Maximum Sunlight by
“Like most of the people she interviewed for [the book, the author] first visited Tonopah, Nevada, by chance, just passing through on her way to somewhere else…[The book] is a long piece of investigative journalism and a short, intimate work of nonfiction. Day’s writing is observant and respectful, rooted in her personal experience. She moves, sometimes uncomfortably, in the proximity of strangers, revealing her thoughts in the moment and her reflections afterward. She shares doubts about her professionalism, analyzes her prejudices, confesses her fears. She never denies her assumptions, but she also doesn’t trust them. Her book is propelled by curiosity — about herself as much as others." — Olivia Durif, Los Angeles Review of Books
Photography by Hannah Klein. Maximum Sunlight is a timely and incisive portrait of the people, communities, anxieties, and contradictions that make up what many think of--now, more than ever, after the 2016 election--as rural white America. Told through a series of candid interviews and sharp observations of town life in tiny Tonopah, Nevada, journalist Meagan Day and photographer Hannah Klein create a book that is both traditional reportage and searching portrait of this eccentric and yet archetypal desert town. Day, a journalist and editor, writes with Didion's penetrating keenness for detail and Stegner's sense of the beauty and spareness of life in the west--illustrated throughout by Klein's striking color photo-spreads of desolate vistas, dilapidated houses, and cluttered shelves of clown figurines and neo-Nazi paraphernalia. The unexpected brightness and shocking depth of color in the photographs juxtapose the harshness and expanse of Tonopah's exteriors with the sharpness and peculiarity of its interiors. Tonopah is a town of former skinheads, drunks, pawnshop owners, drifters, lifers, day laborers, military contractors, and 4H moms. It is a town of casino bars, a highly classified military base, UFO sightings, ghosts of dead miners, and a massive solar energy plant. It's most notable attraction is a clown-themed motel next to a 19th century miners' graveyard. Written in the years leading up to the 2016 election, the book emerges as a vital and nuanced portrait of white identity and experience in an era in which rural isolationism and white nationalism have been thrust into the national spotlight.
Here are the questions discussed on Wednesday, January 27, 2021:
• Icebreaker: Name a town/city/landscape that you have passed through or briefly visited that you wanted to revisit and why? Did you revisit and did it change your impression and why?

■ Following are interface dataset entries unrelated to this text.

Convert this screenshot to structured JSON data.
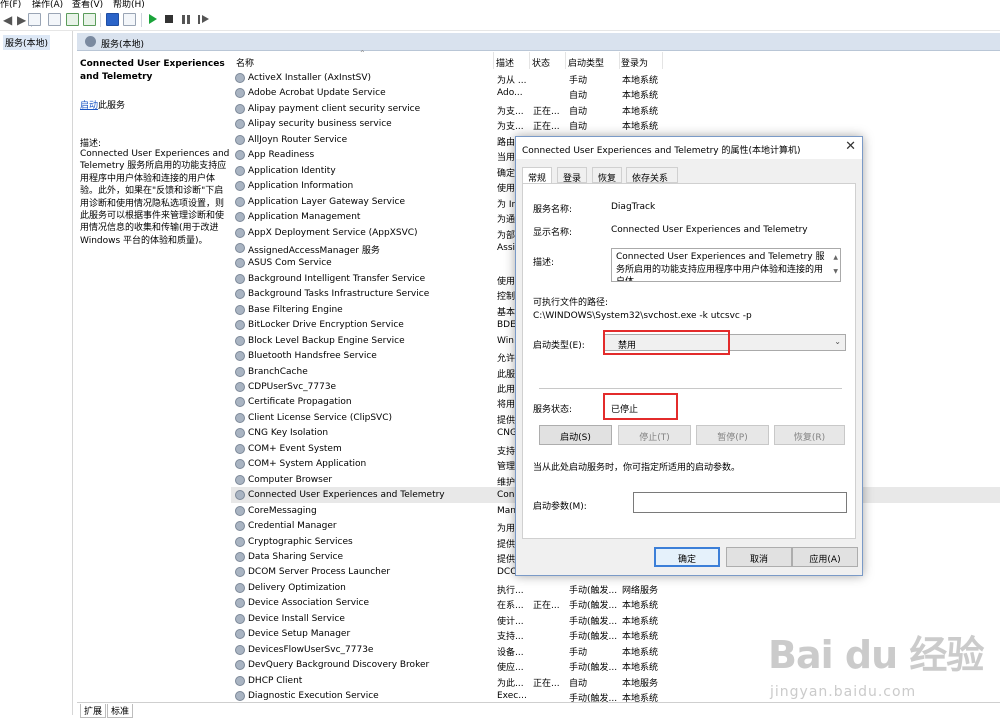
{
  "menubar": {
    "items": [
      "作(F)",
      "操作(A)",
      "查看(V)",
      "帮助(H)"
    ]
  },
  "tree": {
    "root": "服务(本地)"
  },
  "header": {
    "title": "服务(本地)"
  },
  "left_panel": {
    "service_title": "Connected User Experiences and Telemetry",
    "start_link": "启动",
    "start_suffix": "此服务",
    "desc_label": "描述:",
    "description": "Connected User Experiences and Telemetry 服务所启用的功能支持应用程序中用户体验和连接的用户体验。此外，如果在\"反馈和诊断\"下启用诊断和使用情况隐私选项设置，则此服务可以根据事件来管理诊断和使用情况信息的收集和传输(用于改进 Windows 平台的体验和质量)。"
  },
  "columns": {
    "name": "名称",
    "desc": "描述",
    "status": "状态",
    "startup": "启动类型",
    "logon": "登录为"
  },
  "services": [
    {
      "name": "ActiveX Installer (AxInstSV)",
      "desc": "为从 ...",
      "status": "",
      "startup": "手动",
      "logon": "本地系统"
    },
    {
      "name": "Adobe Acrobat Update Service",
      "desc": "Ado...",
      "status": "",
      "startup": "自动",
      "logon": "本地系统"
    },
    {
      "name": "Alipay payment client security service",
      "desc": "为支...",
      "status": "正在...",
      "startup": "自动",
      "logon": "本地系统"
    },
    {
      "name": "Alipay security business service",
      "desc": "为支...",
      "status": "正在...",
      "startup": "自动",
      "logon": "本地系统"
    },
    {
      "name": "AllJoyn Router Service",
      "desc": "路由",
      "status": "",
      "startup": "",
      "logon": ""
    },
    {
      "name": "App Readiness",
      "desc": "当用",
      "status": "",
      "startup": "",
      "logon": ""
    },
    {
      "name": "Application Identity",
      "desc": "确定",
      "status": "",
      "startup": "",
      "logon": ""
    },
    {
      "name": "Application Information",
      "desc": "使用",
      "status": "",
      "startup": "",
      "logon": ""
    },
    {
      "name": "Application Layer Gateway Service",
      "desc": "为 In",
      "status": "",
      "startup": "",
      "logon": ""
    },
    {
      "name": "Application Management",
      "desc": "为通",
      "status": "",
      "startup": "",
      "logon": ""
    },
    {
      "name": "AppX Deployment Service (AppXSVC)",
      "desc": "为部",
      "status": "",
      "startup": "",
      "logon": ""
    },
    {
      "name": "AssignedAccessManager 服务",
      "desc": "Assi",
      "status": "",
      "startup": "",
      "logon": ""
    },
    {
      "name": "ASUS Com Service",
      "desc": "",
      "status": "",
      "startup": "",
      "logon": ""
    },
    {
      "name": "Background Intelligent Transfer Service",
      "desc": "使用",
      "status": "",
      "startup": "",
      "logon": ""
    },
    {
      "name": "Background Tasks Infrastructure Service",
      "desc": "控制",
      "status": "",
      "startup": "",
      "logon": ""
    },
    {
      "name": "Base Filtering Engine",
      "desc": "基本",
      "status": "",
      "startup": "",
      "logon": ""
    },
    {
      "name": "BitLocker Drive Encryption Service",
      "desc": "BDE",
      "status": "",
      "startup": "",
      "logon": ""
    },
    {
      "name": "Block Level Backup Engine Service",
      "desc": "Win",
      "status": "",
      "startup": "",
      "logon": ""
    },
    {
      "name": "Bluetooth Handsfree Service",
      "desc": "允许",
      "status": "",
      "startup": "",
      "logon": ""
    },
    {
      "name": "BranchCache",
      "desc": "此服",
      "status": "",
      "startup": "",
      "logon": ""
    },
    {
      "name": "CDPUserSvc_7773e",
      "desc": "此用",
      "status": "",
      "startup": "",
      "logon": ""
    },
    {
      "name": "Certificate Propagation",
      "desc": "将用",
      "status": "",
      "startup": "",
      "logon": ""
    },
    {
      "name": "Client License Service (ClipSVC)",
      "desc": "提供",
      "status": "",
      "startup": "",
      "logon": ""
    },
    {
      "name": "CNG Key Isolation",
      "desc": "CNG",
      "status": "",
      "startup": "",
      "logon": ""
    },
    {
      "name": "COM+ Event System",
      "desc": "支持",
      "status": "",
      "startup": "",
      "logon": ""
    },
    {
      "name": "COM+ System Application",
      "desc": "管理",
      "status": "",
      "startup": "",
      "logon": ""
    },
    {
      "name": "Computer Browser",
      "desc": "维护",
      "status": "",
      "startup": "",
      "logon": ""
    },
    {
      "name": "Connected User Experiences and Telemetry",
      "desc": "Con",
      "status": "",
      "startup": "",
      "logon": "",
      "selected": true
    },
    {
      "name": "CoreMessaging",
      "desc": "Man",
      "status": "",
      "startup": "",
      "logon": ""
    },
    {
      "name": "Credential Manager",
      "desc": "为用",
      "status": "",
      "startup": "",
      "logon": ""
    },
    {
      "name": "Cryptographic Services",
      "desc": "提供",
      "status": "",
      "startup": "",
      "logon": ""
    },
    {
      "name": "Data Sharing Service",
      "desc": "提供",
      "status": "",
      "startup": "",
      "logon": ""
    },
    {
      "name": "DCOM Server Process Launcher",
      "desc": "DCO",
      "status": "",
      "startup": "",
      "logon": ""
    },
    {
      "name": "Delivery Optimization",
      "desc": "执行...",
      "status": "",
      "startup": "手动(触发...",
      "logon": "网络服务"
    },
    {
      "name": "Device Association Service",
      "desc": "在系...",
      "status": "正在...",
      "startup": "手动(触发...",
      "logon": "本地系统"
    },
    {
      "name": "Device Install Service",
      "desc": "使计...",
      "status": "",
      "startup": "手动(触发...",
      "logon": "本地系统"
    },
    {
      "name": "Device Setup Manager",
      "desc": "支持...",
      "status": "",
      "startup": "手动(触发...",
      "logon": "本地系统"
    },
    {
      "name": "DevicesFlowUserSvc_7773e",
      "desc": "设备...",
      "status": "",
      "startup": "手动",
      "logon": "本地系统"
    },
    {
      "name": "DevQuery Background Discovery Broker",
      "desc": "使应...",
      "status": "",
      "startup": "手动(触发...",
      "logon": "本地系统"
    },
    {
      "name": "DHCP Client",
      "desc": "为此...",
      "status": "正在...",
      "startup": "自动",
      "logon": "本地服务"
    },
    {
      "name": "Diagnostic Execution Service",
      "desc": "Exec...",
      "status": "",
      "startup": "手动(触发...",
      "logon": "本地系统"
    }
  ],
  "bottom_tabs": [
    "扩展",
    "标准"
  ],
  "dialog": {
    "title": "Connected User Experiences and Telemetry 的属性(本地计算机)",
    "tabs": [
      "常规",
      "登录",
      "恢复",
      "依存关系"
    ],
    "service_name_label": "服务名称:",
    "service_name": "DiagTrack",
    "display_name_label": "显示名称:",
    "display_name": "Connected User Experiences and Telemetry",
    "desc_label": "描述:",
    "description": "Connected User Experiences and Telemetry 服务所启用的功能支持应用程序中用户体验和连接的用户体",
    "path_label": "可执行文件的路径:",
    "path": "C:\\WINDOWS\\System32\\svchost.exe -k utcsvc -p",
    "startup_type_label": "启动类型(E):",
    "startup_type": "禁用",
    "status_label": "服务状态:",
    "status": "已停止",
    "buttons": {
      "start": "启动(S)",
      "stop": "停止(T)",
      "pause": "暂停(P)",
      "resume": "恢复(R)"
    },
    "hint": "当从此处启动服务时，你可指定所适用的启动参数。",
    "param_label": "启动参数(M):",
    "param_value": "",
    "ok": "确定",
    "cancel": "取消",
    "apply": "应用(A)"
  },
  "watermark": {
    "brand": "Bai du 经验",
    "url": "jingyan.baidu.com"
  },
  "colors": {
    "highlight_box": "#e32b2b",
    "link": "#1a55c4",
    "selected_row": "#e8e8e8"
  }
}
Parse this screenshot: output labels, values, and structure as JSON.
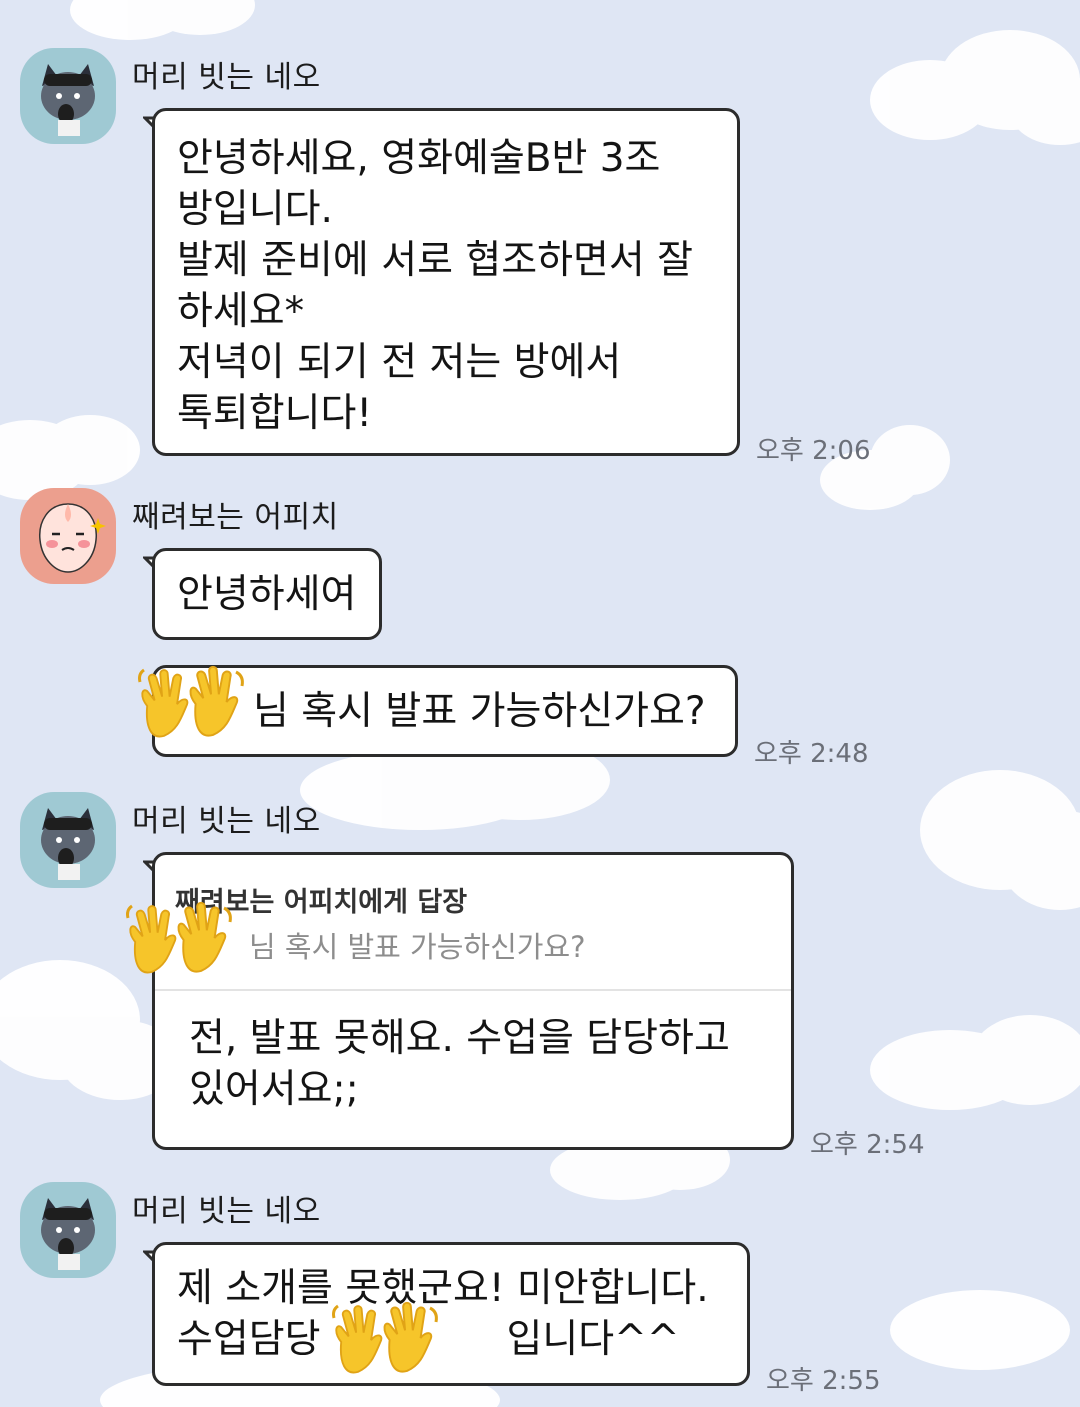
{
  "chat": {
    "messages": [
      {
        "sender": "머리 빗는 네오",
        "avatar_icon": "neo-avatar-icon",
        "lines": [
          "안녕하세요, 영화예술B반 3조",
          "방입니다.",
          "발제 준비에 서로 협조하면서 잘",
          "하세요*",
          "저녁이 되기 전 저는 방에서",
          "톡퇴합니다!"
        ],
        "time": "오후 2:06"
      },
      {
        "sender": "째려보는 어피치",
        "avatar_icon": "apeach-avatar-icon",
        "lines": [
          "안녕하세여"
        ]
      },
      {
        "lines": [
          "님 혹시 발표 가능하신가요?"
        ],
        "time": "오후 2:48"
      },
      {
        "sender": "머리 빗는 네오",
        "avatar_icon": "neo-avatar-icon",
        "reply_to": "째려보는 어피치에게 답장",
        "reply_quote": "님 혹시 발표 가능하신가요?",
        "lines": [
          "전, 발표 못해요. 수업을 담당하고",
          "있어서요;;"
        ],
        "time": "오후 2:54"
      },
      {
        "sender": "머리 빗는 네오",
        "avatar_icon": "neo-avatar-icon",
        "lines": [
          "제 소개를 못했군요! 미안합니다.",
          "수업담당",
          "입니다^^"
        ],
        "time": "오후 2:55"
      }
    ]
  },
  "colors": {
    "background": "#dfe6f4",
    "bubble": "#ffffff",
    "bubble_border": "#2c2c2c",
    "neo_avatar_bg": "#9fc9d3",
    "apeach_avatar_bg": "#ec9f8e",
    "emoji_yellow": "#f6c52a"
  },
  "icons": [
    "neo-avatar-icon",
    "apeach-avatar-icon",
    "clapping-hands-emoji-icon"
  ]
}
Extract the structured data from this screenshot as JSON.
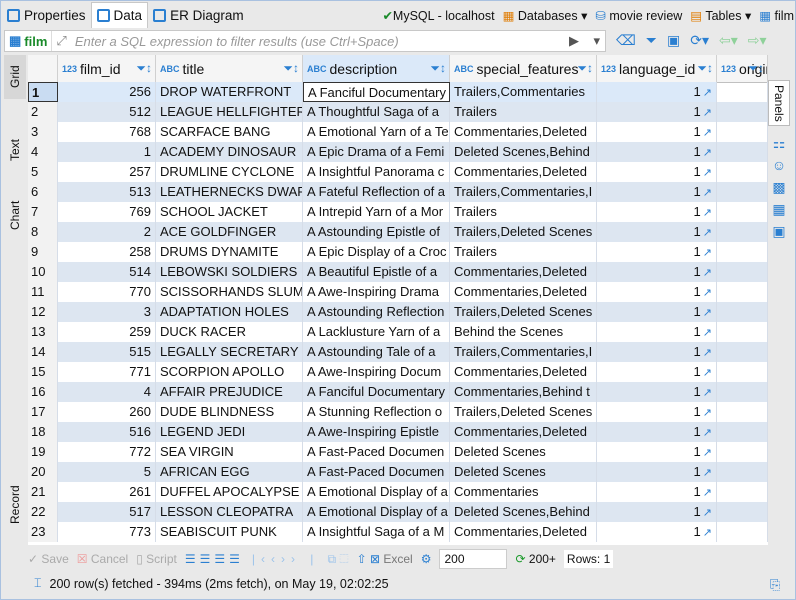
{
  "tabs": [
    {
      "label": "Properties"
    },
    {
      "label": "Data",
      "active": true
    },
    {
      "label": "ER Diagram"
    }
  ],
  "breadcrumb": {
    "connection": "MySQL - localhost",
    "databases": "Databases",
    "database": "movie review",
    "tables": "Tables",
    "table": "film"
  },
  "filter": {
    "table": "film",
    "placeholder": "Enter a SQL expression to filter results (use Ctrl+Space)"
  },
  "side_tabs": {
    "grid": "Grid",
    "text": "Text",
    "chart": "Chart",
    "record": "Record",
    "panels": "Panels"
  },
  "columns": [
    {
      "name": "film_id",
      "type": "123"
    },
    {
      "name": "title",
      "type": "ABC"
    },
    {
      "name": "description",
      "type": "ABC"
    },
    {
      "name": "special_features",
      "type": "ABC"
    },
    {
      "name": "language_id",
      "type": "123"
    },
    {
      "name": "original_language_id",
      "type": "123"
    }
  ],
  "rows": [
    [
      "1",
      "256",
      "DROP WATERFRONT",
      "A Fanciful Documentary",
      "Trailers,Commentaries",
      "1"
    ],
    [
      "2",
      "512",
      "LEAGUE HELLFIGHTERS",
      "A Thoughtful Saga of a",
      "Trailers",
      "1"
    ],
    [
      "3",
      "768",
      "SCARFACE BANG",
      "A Emotional Yarn of a Te",
      "Commentaries,Deleted",
      "1"
    ],
    [
      "4",
      "1",
      "ACADEMY DINOSAUR",
      "A Epic Drama of a Femi",
      "Deleted Scenes,Behind",
      "1"
    ],
    [
      "5",
      "257",
      "DRUMLINE CYCLONE",
      "A Insightful Panorama c",
      "Commentaries,Deleted",
      "1"
    ],
    [
      "6",
      "513",
      "LEATHERNECKS DWARFS",
      "A Fateful Reflection of a",
      "Trailers,Commentaries,I",
      "1"
    ],
    [
      "7",
      "769",
      "SCHOOL JACKET",
      "A Intrepid Yarn of a Mor",
      "Trailers",
      "1"
    ],
    [
      "8",
      "2",
      "ACE GOLDFINGER",
      "A Astounding Epistle of",
      "Trailers,Deleted Scenes",
      "1"
    ],
    [
      "9",
      "258",
      "DRUMS DYNAMITE",
      "A Epic Display of a Croc",
      "Trailers",
      "1"
    ],
    [
      "10",
      "514",
      "LEBOWSKI SOLDIERS",
      "A Beautiful Epistle of a",
      "Commentaries,Deleted",
      "1"
    ],
    [
      "11",
      "770",
      "SCISSORHANDS SLUM",
      "A Awe-Inspiring Drama",
      "Commentaries,Deleted",
      "1"
    ],
    [
      "12",
      "3",
      "ADAPTATION HOLES",
      "A Astounding Reflection",
      "Trailers,Deleted Scenes",
      "1"
    ],
    [
      "13",
      "259",
      "DUCK RACER",
      "A Lacklusture Yarn of a",
      "Behind the Scenes",
      "1"
    ],
    [
      "14",
      "515",
      "LEGALLY SECRETARY",
      "A Astounding Tale of a",
      "Trailers,Commentaries,I",
      "1"
    ],
    [
      "15",
      "771",
      "SCORPION APOLLO",
      "A Awe-Inspiring Docum",
      "Commentaries,Deleted",
      "1"
    ],
    [
      "16",
      "4",
      "AFFAIR PREJUDICE",
      "A Fanciful Documentary",
      "Commentaries,Behind t",
      "1"
    ],
    [
      "17",
      "260",
      "DUDE BLINDNESS",
      "A Stunning Reflection o",
      "Trailers,Deleted Scenes",
      "1"
    ],
    [
      "18",
      "516",
      "LEGEND JEDI",
      "A Awe-Inspiring Epistle",
      "Commentaries,Deleted",
      "1"
    ],
    [
      "19",
      "772",
      "SEA VIRGIN",
      "A Fast-Paced Documen",
      "Deleted Scenes",
      "1"
    ],
    [
      "20",
      "5",
      "AFRICAN EGG",
      "A Fast-Paced Documen",
      "Deleted Scenes",
      "1"
    ],
    [
      "21",
      "261",
      "DUFFEL APOCALYPSE",
      "A Emotional Display of a",
      "Commentaries",
      "1"
    ],
    [
      "22",
      "517",
      "LESSON CLEOPATRA",
      "A Emotional Display of a",
      "Deleted Scenes,Behind",
      "1"
    ],
    [
      "23",
      "773",
      "SEABISCUIT PUNK",
      "A Insightful Saga of a M",
      "Commentaries,Deleted",
      "1"
    ]
  ],
  "toolbar": {
    "save": "Save",
    "cancel": "Cancel",
    "script": "Script",
    "export": "Excel",
    "fetch_size": "200",
    "fetch_all": "200+",
    "rows": "Rows: 1"
  },
  "status": "200 row(s) fetched - 394ms (2ms fetch), on May 19, 02:02:25",
  "colors": {
    "accent": "#2a7fd1",
    "alt_row": "#dde6f1",
    "selected": "#c9dcf2"
  }
}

• What do you think of the author’s style/approach to the story and why?
• What is your favorite place in the town and why?
• Who is your favorite character in the book and why?
• What do the photographs do for the story/book and why?
• How did the interview with the other journalist affect the book/story?
• What is the great strength of the book? Flaw? Why?
• What do you think about the “story” of Jeff and its arc through the book? Why?
• If you could change one aspect about this book as a pretend editor what would it be?
• Any ambiguities we need to clear up?
• Any other questions you have for the group?
• Favorite line, image, or passage?